Released in 1972 by Kenner, Blythe was a line of fashion dolls and accessories created by Allison Katzman, a toy designer at Marvin Glass and Associates.
Intended as a competitor to Mattel’s Barbie fashion doll and inspired by Betty Boop, Blythe (all four dolls in the line had the same name) stood 11-inches tall and featured an oversized head with large eyes and luxurious eyelashes. Blythe’s eyes were centre-stage: an O-ring attached to a string located on the back of the doll’s head could be pulled to trigger a mechanism causing Blythe’s eyes to blink. With each blink, the doll’s eyes changed expression and colour, from brown to green, purple, and blue.
In a 2013 interview, Katzman shared that the changing eye colour feature was inspired by her daughter’s mishap at an optometry lab, which inadvertently gave her the wrong colour of contact lenses.
Styled and sold in four different options, the dolls were posed in cardboard boxes with large window display packaging. Similar to Barbie, a line of colourful outfits were sold separately.
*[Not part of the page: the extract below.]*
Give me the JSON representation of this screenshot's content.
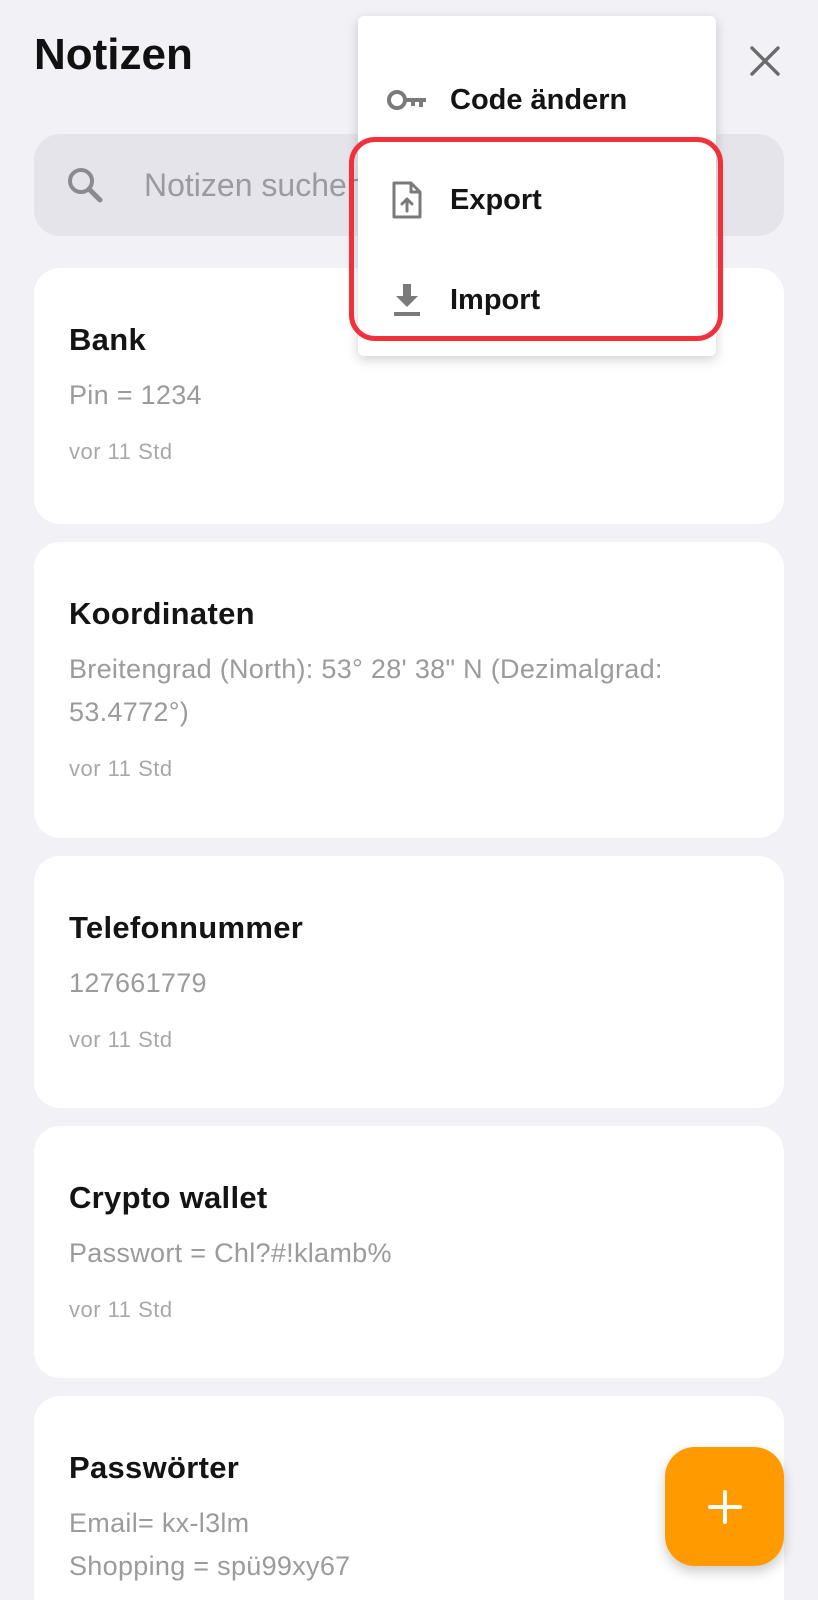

Blythe was not an immediate hit and Kenner pulled the dolls off the market after just one year — but the story doesn’t end there. The doll has achieved cult status thanks to legions of modern-day fans of the vintage doll. Today, original Blythe dolls are highly coveted and command price upwards of $1,000 US, with some sellers asking for more than $2,000 US. That’s an impressive appreciation over Kenner’s original $25 price tag. Blythe enthusiasts also create customized versions of the dolls and fashion entirely new accessories for it. Blythe is even the subject of photography, craft, and art books.
In 2001, Japanese manufacturer, Takara and Cross World Connections, purchased the rights to Blythe from Hasbro (current owner of the doll’s intellectual properties) to produce an updated line. Hundreds of Blythes have since been produced in several sizes and with a variety of features not found in the original line.
Watch a vintage commercial for Blythe on the Toy Tales YouTube channel.